For those interested in the history of eating out in Boston, local author James O’Connell’s new book, ‘Dining Out in Boston: A Culinary History,’ is for you. O’Connell gave a presentation of the book at The Learning Project on Marlborough Street on Nov. 15.
The event was hosted by the Neighborhood Association of the Back Bay’s Special Events Committee, and a crowd of 55 people signed up to hear O’Connell speak on Thursday night. O’Connell, who teaches urban planning and development at Boston University, was a crowd-pleaser; interacting with the audience and asking them to share special anecdotes about some of the restaurants he highlighted.
He called his book a “guidebook to restaurants which mostly no longer exist,” and focused this particular presentation a bit more on the Back Bay area since that’s where most of the audience resides.
O’Connell went through several restaurants in his presentation, explaining how they went from serving one set meal a day to having printed menus. He said the oldest printed menu was at the Exchange Coffee House in 1824, and that seeing these menus “gives you a sense of how meals would be served.”
At this point in time, meals cost 75 cents to $1, and restaurants were a place where men would sit at longer tables—a much different atmosphere from traditional restaurants today.
He said that women were segregated from this type of city life. “Ladies did not go into the main dining room until after the Civil War,” he said. In the late 19th century, women began to get involved in dining out. There were tea rooms in department stores where women would go, O’Connell said. By the 1920s, there were tea rooms, such as at Schrafft’s, where women would go but businessmen frequented them as well.
He said that each era had standard dishes, and “certain dishes get into the repertoire, if you will.”
“That’s kind of what I try to spell out [in the book],” he said. There are 35 illustrated menus throughout the book, so readers can see the evolution throughout the years.

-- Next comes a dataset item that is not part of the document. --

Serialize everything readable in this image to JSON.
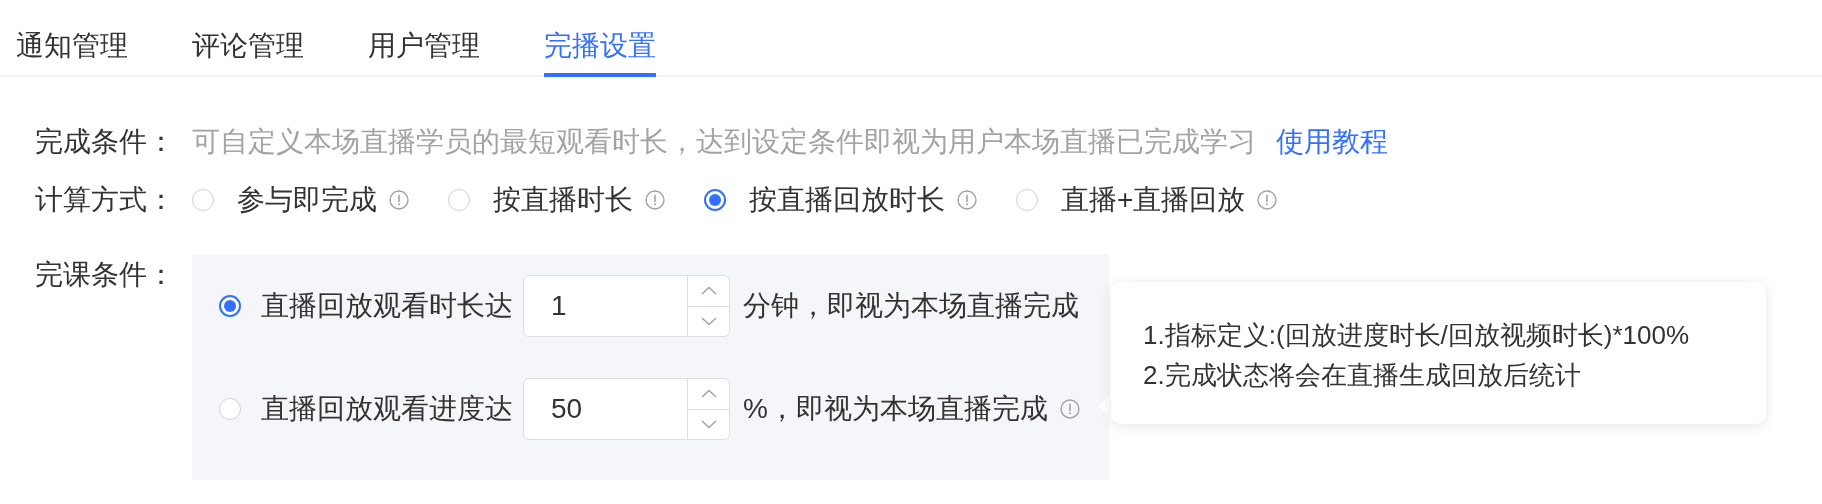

O’Connell also highlighted the well-known Parker House, which he said was the first hotel in America to offer an a la carte meal, as well as the Union Oyster House, which is the oldest operating restaurant in America.
He continued through the years, highlighting certain restaurants or key shifts in dining culture, but the audience really reacted once he started mentioning things they remember.
At the mere mention of Bailey’s Ice Cream, the crowd responded with “oooohs” and “aaahs” as they fondly remembered the ice cream sundaes. Several audience members shouted out “hot fudge” as their biggest memory of Bailey’s. Another man said he remembers the sundaes being served in a metal dish with the sauce dripping down the sides.
“When it came to ice cream and ice cream sundaes, people around here around here were not puritanical,” O’Connell said. “And it’s really funny that a cold, northern city is maybe the ice cream capital of America.”
In the 1970s, O’Connell said there was a “gourmet revolution,” with the rise of ethnic eating and casual eclectic dining, and the rise of the celebrity chef in the 1980s.
Today, O’Connell said the trends include more fine casual dining, tapas/small plates, and farm-to-table restaurants. People dine out much more frequently than they used to when it was considered a special treat.
“Writing this book was really a lot of fun for a long time; reading all these menus, trying to figure out what the food was like,” O’Connell said. O’Connell had signed copies for purchase at the event, but the book is also available for purchase online and at bookstores.
O’Connell will be leading a Boston Restaurant History Tour on March 3 of next year through Brookline Adult & Community Education; the cost is $22. Visit www.brooklineadulted.org for more information.